When new platforms are introduced to us, we often underestimate their real value. Or we fall for it and wake up months later “What was I thinking?”

That’s my current dilemma: I’m not sure what category fits Empire Avenue.

What is Empire Avenue?

Empire Avenue is a social game. As a beginning user you’re valued at a set share price of around $9 “Eaves” (the Empire Avenue currency), and your value increases as others purchase your shares, as you are more involved on social platforms, and also participate on the Empire Avenue platform, unlocking features and getting dividends from virtual goods or ownership in other members.

Empire Avenue was founded in 2009 but started to get real attention on the Social Web just a month ago when many early adopters started to join. While Klout only measures interactions on Facebook and Twitter, Empire Avenue paints a more holistic, social picture by connecting accounts to Facebook, Twitter, Flickr, LinkedIn, Facebook Pages and YouTube.

Another navel-gazing fad?

Let’s face it: Many social platforms have turned into high school popularity contests. Brands and people are busy gaming the system to have a lot of followers, “likes” and “friends”. What they tend to forget is that popularity doesn’t equal influence. It’s a very loose link, as loose as the tooth I just pulled out my 6-year old daughter’s mouth. And, Kathy Sierra makes a very good point, commenting on David Armano’s blog:

“I do not think these are purely harmless pursuits for precisely that reason: our focus and attention is zero-sum unless everything we do is directly in service of the same goals. But for too many of us, focusing on building OUR social currency comes at the direct expense of other things we could be doing that would be far more useful (and ultimately desirable) for our users.”

An opportunity for brands?

Many companies have joined Empire Avenue so far: IntelCareer Builder, Lincoln, Alcatel, AT&T – just to name a few. I can see the benefits: You find influencers and evaluate their behavior. You can reward people when they buy the shares of your company. You can engage in conversations with influencers. You can leverage the API to tie their data into your existing CRM system.

Strong arguments to join the game but the questions remain (as it always should be the real question when joining a social platform): Will participation in this tool increase the likelihood for people to change behavior? They might just buy your shares because they want to win the game, not because they want to buy your product.

Brands: Let’s wait

As always: You need to have your digital house in order, deliver the best, most user-friendly site out there, an engaging Facebook experience and a valuable Twitter stream. And be a worthwhile presence on other social platforms that meet your business needs. Once you feel comfortable and deliver solid ROI on all your chosen platforms, you can start experimenting with Empire Avenue.

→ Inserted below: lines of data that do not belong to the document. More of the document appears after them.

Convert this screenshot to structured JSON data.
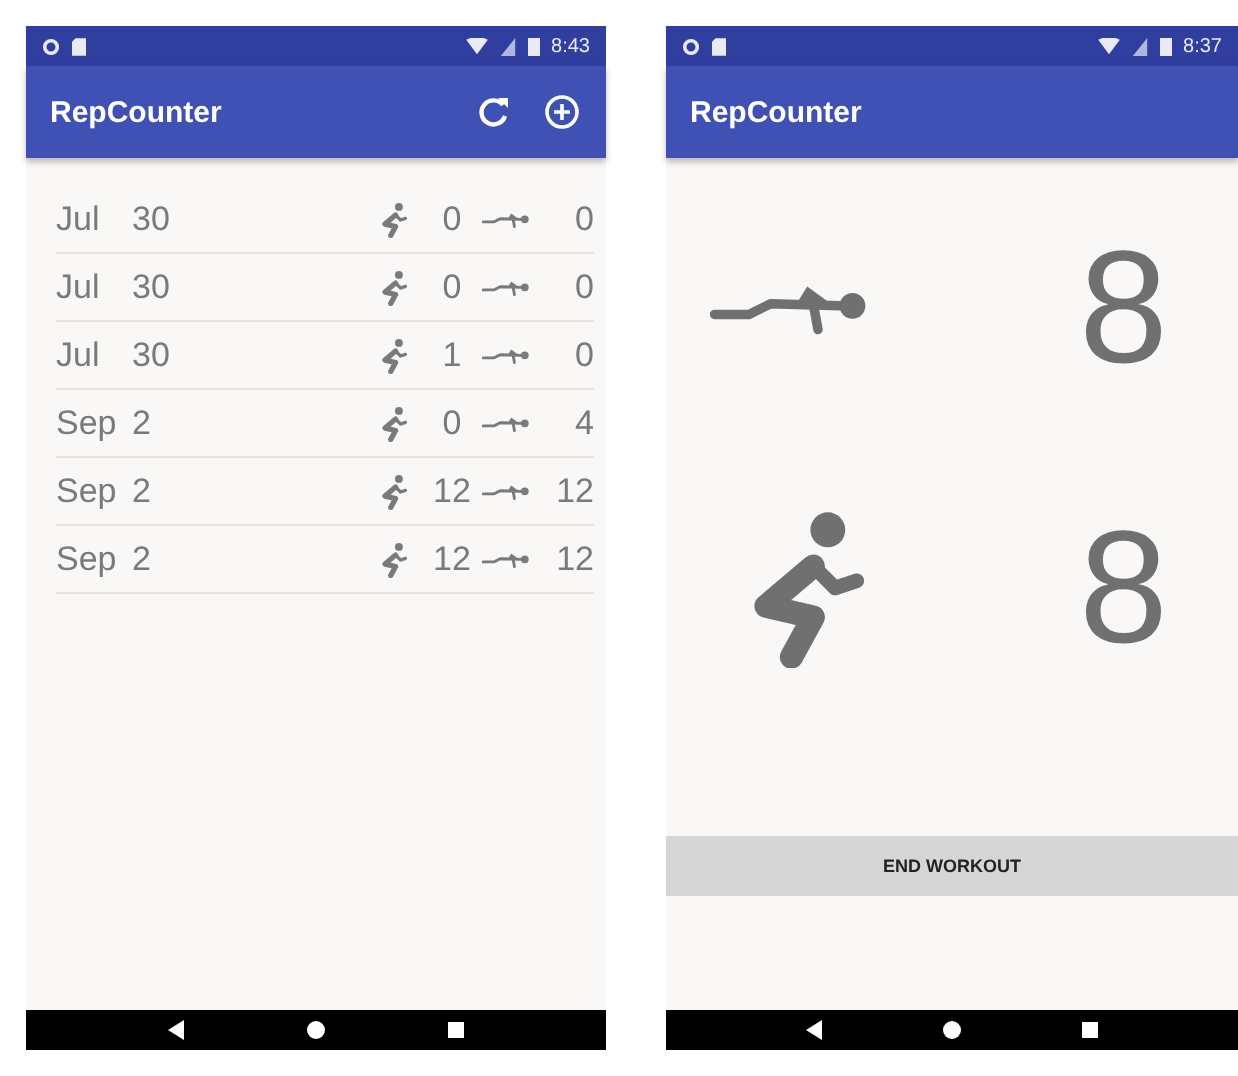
{
  "history_screen": {
    "status_bar": {
      "time": "8:43"
    },
    "app_bar": {
      "title": "RepCounter",
      "actions": [
        {
          "kind": "refresh"
        },
        {
          "kind": "add"
        }
      ]
    },
    "workouts": [
      {
        "month": "Jul",
        "day": "30",
        "squats": "0",
        "pushups": "0"
      },
      {
        "month": "Jul",
        "day": "30",
        "squats": "0",
        "pushups": "0"
      },
      {
        "month": "Jul",
        "day": "30",
        "squats": "1",
        "pushups": "0"
      },
      {
        "month": "Sep",
        "day": "2",
        "squats": "0",
        "pushups": "4"
      },
      {
        "month": "Sep",
        "day": "2",
        "squats": "12",
        "pushups": "12"
      },
      {
        "month": "Sep",
        "day": "2",
        "squats": "12",
        "pushups": "12"
      }
    ]
  },
  "workout_screen": {
    "status_bar": {
      "time": "8:37"
    },
    "app_bar": {
      "title": "RepCounter"
    },
    "counters": [
      {
        "kind": "pushup",
        "count": "8"
      },
      {
        "kind": "squat",
        "count": "8"
      }
    ],
    "button": "END WORKOUT"
  }
}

You should join

While I don’t see the immediate benefit for brands to join now, I believe you should join as an individual today. Set up your profile, explore the site and all the functionalities. Form your own opinion. Nobody knows yet if Empire Avenue will turn into Twitter or Second Life. You make the call.

And, once you joined, make sure to say hi.